Top of Data for processing

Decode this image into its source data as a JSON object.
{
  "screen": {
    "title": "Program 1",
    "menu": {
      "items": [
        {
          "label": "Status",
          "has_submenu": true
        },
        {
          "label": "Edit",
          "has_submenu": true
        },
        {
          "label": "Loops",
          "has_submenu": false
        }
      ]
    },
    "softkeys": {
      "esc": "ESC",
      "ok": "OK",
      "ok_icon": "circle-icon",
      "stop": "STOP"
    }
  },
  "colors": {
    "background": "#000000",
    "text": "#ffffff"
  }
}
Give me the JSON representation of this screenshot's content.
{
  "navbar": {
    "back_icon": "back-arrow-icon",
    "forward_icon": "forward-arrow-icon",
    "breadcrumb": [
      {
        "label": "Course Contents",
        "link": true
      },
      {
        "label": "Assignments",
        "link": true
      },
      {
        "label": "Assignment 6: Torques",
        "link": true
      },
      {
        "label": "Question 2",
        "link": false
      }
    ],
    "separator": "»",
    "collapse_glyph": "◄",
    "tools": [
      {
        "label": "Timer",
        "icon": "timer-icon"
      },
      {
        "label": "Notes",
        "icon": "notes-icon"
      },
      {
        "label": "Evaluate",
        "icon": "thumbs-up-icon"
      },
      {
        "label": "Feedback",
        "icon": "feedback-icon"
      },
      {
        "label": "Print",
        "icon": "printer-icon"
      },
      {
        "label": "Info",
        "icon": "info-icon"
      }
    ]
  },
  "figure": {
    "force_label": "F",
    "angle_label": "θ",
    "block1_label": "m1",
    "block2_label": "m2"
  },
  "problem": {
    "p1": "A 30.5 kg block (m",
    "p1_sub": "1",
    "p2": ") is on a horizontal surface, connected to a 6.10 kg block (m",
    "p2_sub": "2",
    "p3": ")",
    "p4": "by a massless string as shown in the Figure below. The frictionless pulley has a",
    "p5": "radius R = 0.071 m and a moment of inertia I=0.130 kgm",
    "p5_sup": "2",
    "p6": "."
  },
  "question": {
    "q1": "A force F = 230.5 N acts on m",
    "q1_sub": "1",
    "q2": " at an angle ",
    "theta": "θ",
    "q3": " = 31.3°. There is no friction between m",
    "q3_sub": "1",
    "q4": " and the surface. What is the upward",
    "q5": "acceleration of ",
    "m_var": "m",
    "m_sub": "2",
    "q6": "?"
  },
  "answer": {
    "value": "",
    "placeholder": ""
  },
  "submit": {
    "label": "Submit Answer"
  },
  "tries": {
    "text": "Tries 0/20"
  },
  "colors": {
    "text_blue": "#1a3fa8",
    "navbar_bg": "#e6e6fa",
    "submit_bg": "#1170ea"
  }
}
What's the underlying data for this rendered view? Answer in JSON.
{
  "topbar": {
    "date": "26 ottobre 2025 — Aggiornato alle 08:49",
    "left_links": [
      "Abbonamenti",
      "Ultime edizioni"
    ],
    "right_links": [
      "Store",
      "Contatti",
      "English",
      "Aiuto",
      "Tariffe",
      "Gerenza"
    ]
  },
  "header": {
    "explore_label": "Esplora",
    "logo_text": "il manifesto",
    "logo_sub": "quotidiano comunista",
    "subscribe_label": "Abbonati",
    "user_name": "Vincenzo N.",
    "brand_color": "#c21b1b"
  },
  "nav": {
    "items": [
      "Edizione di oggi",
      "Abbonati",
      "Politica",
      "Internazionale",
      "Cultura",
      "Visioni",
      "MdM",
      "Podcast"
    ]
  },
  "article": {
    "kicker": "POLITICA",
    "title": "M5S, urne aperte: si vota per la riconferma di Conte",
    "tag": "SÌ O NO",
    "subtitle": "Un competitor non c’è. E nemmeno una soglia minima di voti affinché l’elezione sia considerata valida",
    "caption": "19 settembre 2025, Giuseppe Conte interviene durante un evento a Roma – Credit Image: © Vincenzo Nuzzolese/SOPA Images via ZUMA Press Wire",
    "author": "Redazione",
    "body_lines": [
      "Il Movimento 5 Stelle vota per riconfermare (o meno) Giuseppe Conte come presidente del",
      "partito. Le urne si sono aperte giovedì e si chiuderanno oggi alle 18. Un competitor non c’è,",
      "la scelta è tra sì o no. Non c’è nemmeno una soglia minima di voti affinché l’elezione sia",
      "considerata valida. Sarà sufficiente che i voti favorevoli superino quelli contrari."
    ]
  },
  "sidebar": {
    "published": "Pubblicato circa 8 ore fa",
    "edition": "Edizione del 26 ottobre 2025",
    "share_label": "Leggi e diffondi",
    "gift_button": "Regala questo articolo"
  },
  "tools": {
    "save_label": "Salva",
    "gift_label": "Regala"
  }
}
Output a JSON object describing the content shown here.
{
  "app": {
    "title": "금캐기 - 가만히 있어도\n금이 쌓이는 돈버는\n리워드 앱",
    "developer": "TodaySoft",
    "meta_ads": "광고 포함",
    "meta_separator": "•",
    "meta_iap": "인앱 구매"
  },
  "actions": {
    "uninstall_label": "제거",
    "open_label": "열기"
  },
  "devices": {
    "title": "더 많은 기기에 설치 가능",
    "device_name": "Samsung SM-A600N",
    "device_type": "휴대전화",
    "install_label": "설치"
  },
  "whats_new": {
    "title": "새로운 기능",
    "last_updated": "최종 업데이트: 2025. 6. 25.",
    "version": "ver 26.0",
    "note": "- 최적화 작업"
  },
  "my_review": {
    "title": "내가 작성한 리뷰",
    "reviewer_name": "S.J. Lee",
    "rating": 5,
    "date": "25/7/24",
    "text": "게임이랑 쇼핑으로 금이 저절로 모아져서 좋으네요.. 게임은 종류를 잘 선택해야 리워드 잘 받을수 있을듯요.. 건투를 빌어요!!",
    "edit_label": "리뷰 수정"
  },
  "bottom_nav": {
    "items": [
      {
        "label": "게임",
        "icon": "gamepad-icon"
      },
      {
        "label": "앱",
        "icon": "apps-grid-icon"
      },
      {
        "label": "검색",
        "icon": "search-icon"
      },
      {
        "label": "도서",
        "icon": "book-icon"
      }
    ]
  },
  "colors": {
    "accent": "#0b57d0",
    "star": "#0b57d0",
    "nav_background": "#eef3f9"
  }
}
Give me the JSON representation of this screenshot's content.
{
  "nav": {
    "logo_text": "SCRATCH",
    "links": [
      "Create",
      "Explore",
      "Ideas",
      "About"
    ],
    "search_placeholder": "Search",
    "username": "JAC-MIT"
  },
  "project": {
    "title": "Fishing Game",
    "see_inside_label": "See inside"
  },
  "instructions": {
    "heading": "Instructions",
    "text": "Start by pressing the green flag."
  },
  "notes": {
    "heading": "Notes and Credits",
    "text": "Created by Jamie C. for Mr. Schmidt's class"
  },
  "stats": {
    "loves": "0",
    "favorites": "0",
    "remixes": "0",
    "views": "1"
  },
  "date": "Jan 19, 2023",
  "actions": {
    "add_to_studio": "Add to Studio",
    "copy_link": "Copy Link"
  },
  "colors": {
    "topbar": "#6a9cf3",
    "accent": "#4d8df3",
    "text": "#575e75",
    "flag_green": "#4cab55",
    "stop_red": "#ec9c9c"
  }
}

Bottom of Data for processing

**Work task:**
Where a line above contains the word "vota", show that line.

**Output of the exercise:**
    "title": "M5S, urne aperte: si vota per la riconferma di Conte",
      "Il Movimento 5 Stelle vota per riconfermare (o meno) Giuseppe Conte come presidente del",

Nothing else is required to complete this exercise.